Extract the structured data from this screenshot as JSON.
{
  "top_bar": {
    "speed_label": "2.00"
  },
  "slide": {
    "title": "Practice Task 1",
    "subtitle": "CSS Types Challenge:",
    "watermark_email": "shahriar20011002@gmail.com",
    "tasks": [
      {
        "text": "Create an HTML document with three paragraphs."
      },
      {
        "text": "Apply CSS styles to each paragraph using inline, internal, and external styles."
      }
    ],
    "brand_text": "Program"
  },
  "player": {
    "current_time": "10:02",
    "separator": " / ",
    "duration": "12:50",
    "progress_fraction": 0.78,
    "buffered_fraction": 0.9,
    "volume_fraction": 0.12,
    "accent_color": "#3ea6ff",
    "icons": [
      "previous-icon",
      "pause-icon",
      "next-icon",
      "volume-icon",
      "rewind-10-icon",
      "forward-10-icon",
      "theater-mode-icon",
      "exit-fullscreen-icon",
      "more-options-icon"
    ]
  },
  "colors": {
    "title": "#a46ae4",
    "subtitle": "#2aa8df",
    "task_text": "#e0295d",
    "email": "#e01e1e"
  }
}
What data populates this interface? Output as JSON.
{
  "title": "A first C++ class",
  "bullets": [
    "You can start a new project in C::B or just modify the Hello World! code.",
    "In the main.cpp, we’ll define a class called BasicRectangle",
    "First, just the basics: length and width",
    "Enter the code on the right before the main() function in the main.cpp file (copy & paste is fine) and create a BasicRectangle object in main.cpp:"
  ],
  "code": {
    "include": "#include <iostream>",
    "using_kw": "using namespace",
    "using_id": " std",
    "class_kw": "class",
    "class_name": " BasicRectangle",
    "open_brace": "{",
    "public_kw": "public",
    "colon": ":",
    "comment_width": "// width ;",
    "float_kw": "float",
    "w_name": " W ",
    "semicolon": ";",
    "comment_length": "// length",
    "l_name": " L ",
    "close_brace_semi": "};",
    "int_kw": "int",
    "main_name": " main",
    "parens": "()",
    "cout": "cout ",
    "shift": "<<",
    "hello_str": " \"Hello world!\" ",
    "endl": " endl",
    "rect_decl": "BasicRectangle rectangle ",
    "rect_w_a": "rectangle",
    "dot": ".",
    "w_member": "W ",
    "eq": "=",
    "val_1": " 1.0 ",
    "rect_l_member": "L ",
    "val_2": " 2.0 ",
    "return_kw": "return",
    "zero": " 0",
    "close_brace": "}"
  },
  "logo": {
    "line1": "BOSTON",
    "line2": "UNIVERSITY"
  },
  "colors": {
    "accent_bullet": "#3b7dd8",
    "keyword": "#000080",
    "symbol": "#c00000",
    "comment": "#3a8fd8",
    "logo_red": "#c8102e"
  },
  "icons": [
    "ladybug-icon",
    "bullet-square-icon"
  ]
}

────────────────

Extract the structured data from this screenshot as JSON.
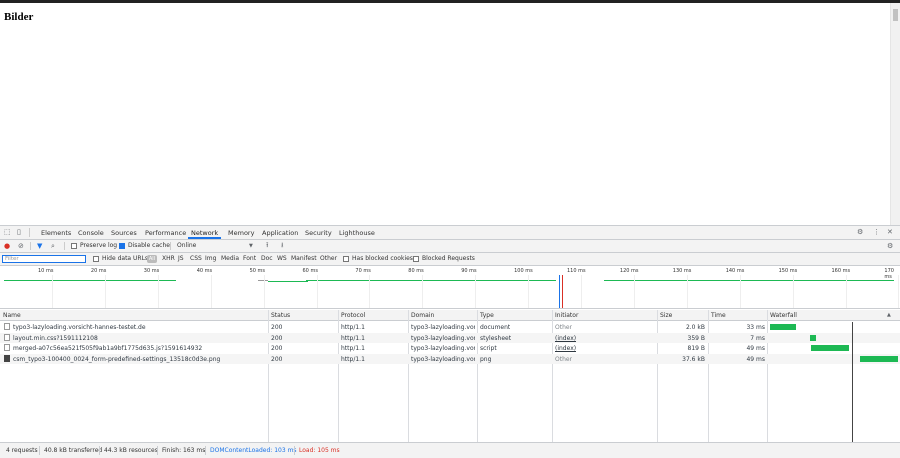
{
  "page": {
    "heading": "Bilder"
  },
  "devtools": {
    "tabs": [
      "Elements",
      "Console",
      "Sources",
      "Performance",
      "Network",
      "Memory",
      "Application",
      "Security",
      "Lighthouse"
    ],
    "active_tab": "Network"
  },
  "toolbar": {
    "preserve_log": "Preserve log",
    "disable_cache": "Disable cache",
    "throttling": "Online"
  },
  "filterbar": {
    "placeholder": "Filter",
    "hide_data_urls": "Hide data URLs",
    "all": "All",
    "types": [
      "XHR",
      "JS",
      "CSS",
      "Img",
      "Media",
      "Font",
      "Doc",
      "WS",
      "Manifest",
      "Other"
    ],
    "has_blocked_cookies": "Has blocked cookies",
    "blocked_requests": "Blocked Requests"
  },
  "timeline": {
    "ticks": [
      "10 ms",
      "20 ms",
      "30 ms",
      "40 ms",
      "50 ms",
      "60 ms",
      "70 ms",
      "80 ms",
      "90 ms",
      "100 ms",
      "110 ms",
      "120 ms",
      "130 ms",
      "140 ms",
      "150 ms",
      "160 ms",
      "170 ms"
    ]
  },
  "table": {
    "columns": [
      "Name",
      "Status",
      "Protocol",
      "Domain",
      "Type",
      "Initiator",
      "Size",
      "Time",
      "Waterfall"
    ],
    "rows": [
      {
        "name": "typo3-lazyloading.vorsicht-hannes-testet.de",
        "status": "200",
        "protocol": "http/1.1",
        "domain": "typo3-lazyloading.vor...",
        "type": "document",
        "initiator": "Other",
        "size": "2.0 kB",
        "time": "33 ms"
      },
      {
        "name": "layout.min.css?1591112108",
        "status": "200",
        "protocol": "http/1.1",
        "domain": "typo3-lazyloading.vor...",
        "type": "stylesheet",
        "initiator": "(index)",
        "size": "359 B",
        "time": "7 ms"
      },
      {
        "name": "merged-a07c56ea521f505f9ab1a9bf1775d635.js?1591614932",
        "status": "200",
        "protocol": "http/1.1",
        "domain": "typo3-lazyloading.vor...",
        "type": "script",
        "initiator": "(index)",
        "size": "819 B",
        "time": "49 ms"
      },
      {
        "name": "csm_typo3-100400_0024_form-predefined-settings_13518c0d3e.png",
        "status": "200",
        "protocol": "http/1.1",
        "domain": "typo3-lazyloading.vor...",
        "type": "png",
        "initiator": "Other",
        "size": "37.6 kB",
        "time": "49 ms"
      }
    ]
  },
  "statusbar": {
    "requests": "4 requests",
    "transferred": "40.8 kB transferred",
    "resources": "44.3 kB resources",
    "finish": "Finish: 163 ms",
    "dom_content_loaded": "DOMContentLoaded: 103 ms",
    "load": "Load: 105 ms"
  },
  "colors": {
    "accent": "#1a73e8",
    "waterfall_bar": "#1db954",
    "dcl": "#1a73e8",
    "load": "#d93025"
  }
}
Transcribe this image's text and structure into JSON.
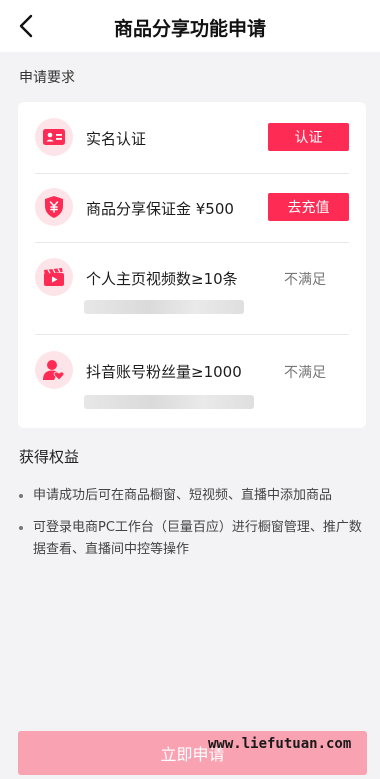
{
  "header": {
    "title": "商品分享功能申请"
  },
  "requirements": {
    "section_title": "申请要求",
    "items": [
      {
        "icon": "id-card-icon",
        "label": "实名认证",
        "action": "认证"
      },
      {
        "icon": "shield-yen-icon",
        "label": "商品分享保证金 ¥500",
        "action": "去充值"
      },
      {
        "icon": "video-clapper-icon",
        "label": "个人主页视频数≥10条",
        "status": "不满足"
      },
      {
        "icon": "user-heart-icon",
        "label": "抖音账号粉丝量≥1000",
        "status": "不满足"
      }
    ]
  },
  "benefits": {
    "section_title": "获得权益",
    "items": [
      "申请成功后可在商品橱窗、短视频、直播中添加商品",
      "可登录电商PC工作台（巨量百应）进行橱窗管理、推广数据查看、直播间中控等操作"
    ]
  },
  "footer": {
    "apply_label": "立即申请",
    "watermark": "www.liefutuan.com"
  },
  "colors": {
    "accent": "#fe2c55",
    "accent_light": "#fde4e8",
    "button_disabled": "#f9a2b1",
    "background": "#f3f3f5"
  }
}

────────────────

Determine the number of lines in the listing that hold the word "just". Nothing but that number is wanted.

### WRITTEN REPLY
2